[Records drawn from a dataset]

_____

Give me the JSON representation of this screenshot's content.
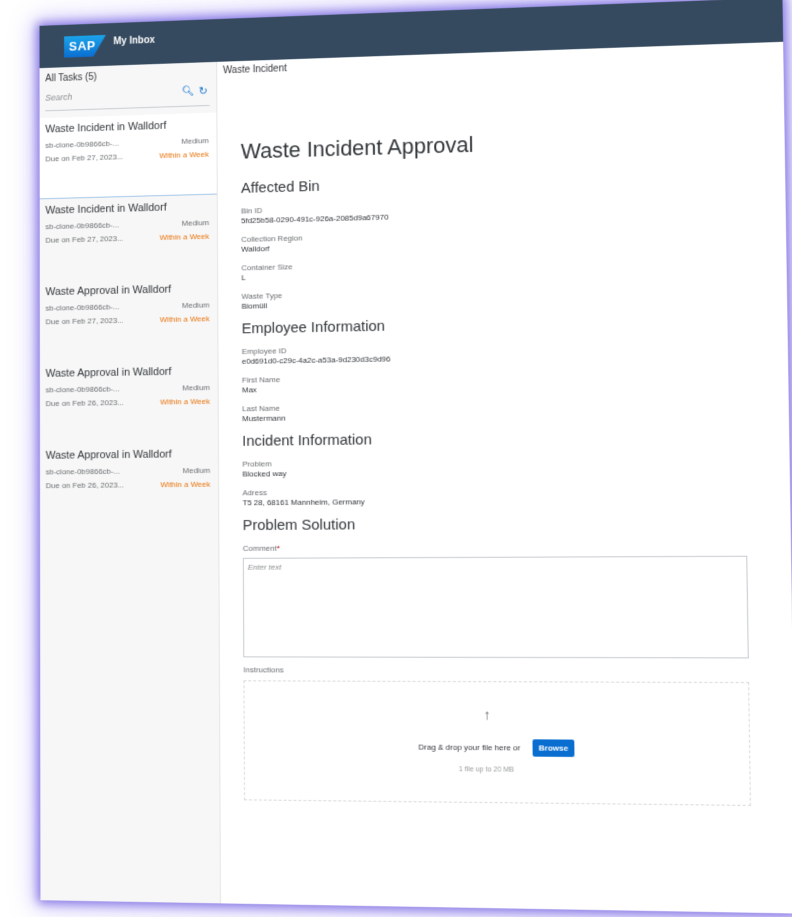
{
  "shell": {
    "logo_text": "SAP",
    "app_title": "My Inbox"
  },
  "master": {
    "header": "All Tasks (5)",
    "search_placeholder": "Search",
    "tasks": [
      {
        "title": "Waste Incident in Walldorf",
        "id": "sb-clone-0b9866cb-...",
        "priority": "Medium",
        "due": "Due on Feb 27, 2023...",
        "urgency": "Within a Week"
      },
      {
        "title": "Waste Incident in Walldorf",
        "id": "sb-clone-0b9866cb-...",
        "priority": "Medium",
        "due": "Due on Feb 27, 2023...",
        "urgency": "Within a Week"
      },
      {
        "title": "Waste Approval in Walldorf",
        "id": "sb-clone-0b9866cb-...",
        "priority": "Medium",
        "due": "Due on Feb 27, 2023...",
        "urgency": "Within a Week"
      },
      {
        "title": "Waste Approval in Walldorf",
        "id": "sb-clone-0b9866cb-...",
        "priority": "Medium",
        "due": "Due on Feb 26, 2023...",
        "urgency": "Within a Week"
      },
      {
        "title": "Waste Approval in Walldorf",
        "id": "sb-clone-0b9866cb-...",
        "priority": "Medium",
        "due": "Due on Feb 26, 2023...",
        "urgency": "Within a Week"
      }
    ]
  },
  "detail": {
    "header": "Waste Incident",
    "page_title": "Waste Incident Approval",
    "affected_bin": {
      "title": "Affected Bin",
      "bin_id_label": "Bin ID",
      "bin_id_value": "5fd25b58-0290-491c-926a-2085d9a67970",
      "region_label": "Collection Region",
      "region_value": "Walldorf",
      "size_label": "Container Size",
      "size_value": "L",
      "type_label": "Waste Type",
      "type_value": "Biomüll"
    },
    "employee": {
      "title": "Employee Information",
      "id_label": "Employee ID",
      "id_value": "e0d691d0-c29c-4a2c-a53a-9d230d3c9d96",
      "first_label": "First Name",
      "first_value": "Max",
      "last_label": "Last Name",
      "last_value": "Mustermann"
    },
    "incident": {
      "title": "Incident Information",
      "problem_label": "Problem",
      "problem_value": "Blocked way",
      "address_label": "Adress",
      "address_value": "T5 28, 68161 Mannheim, Germany"
    },
    "solution": {
      "title": "Problem Solution",
      "comment_label": "Comment",
      "required_mark": "*",
      "comment_placeholder": "Enter text",
      "comment_value": "",
      "instructions_label": "Instructions",
      "upload_icon": "↑",
      "drop_text": "Drag & drop your file here or",
      "browse_label": "Browse",
      "size_text": "1 file up to 20 MB"
    }
  },
  "colors": {
    "shell": "#354a5f",
    "accent": "#0a6ed1",
    "urgency": "#e9730c",
    "glow": "#6856dc"
  }
}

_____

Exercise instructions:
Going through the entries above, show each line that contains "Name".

Finished task:
      "first_label": "First Name",
      "last_label": "Last Name",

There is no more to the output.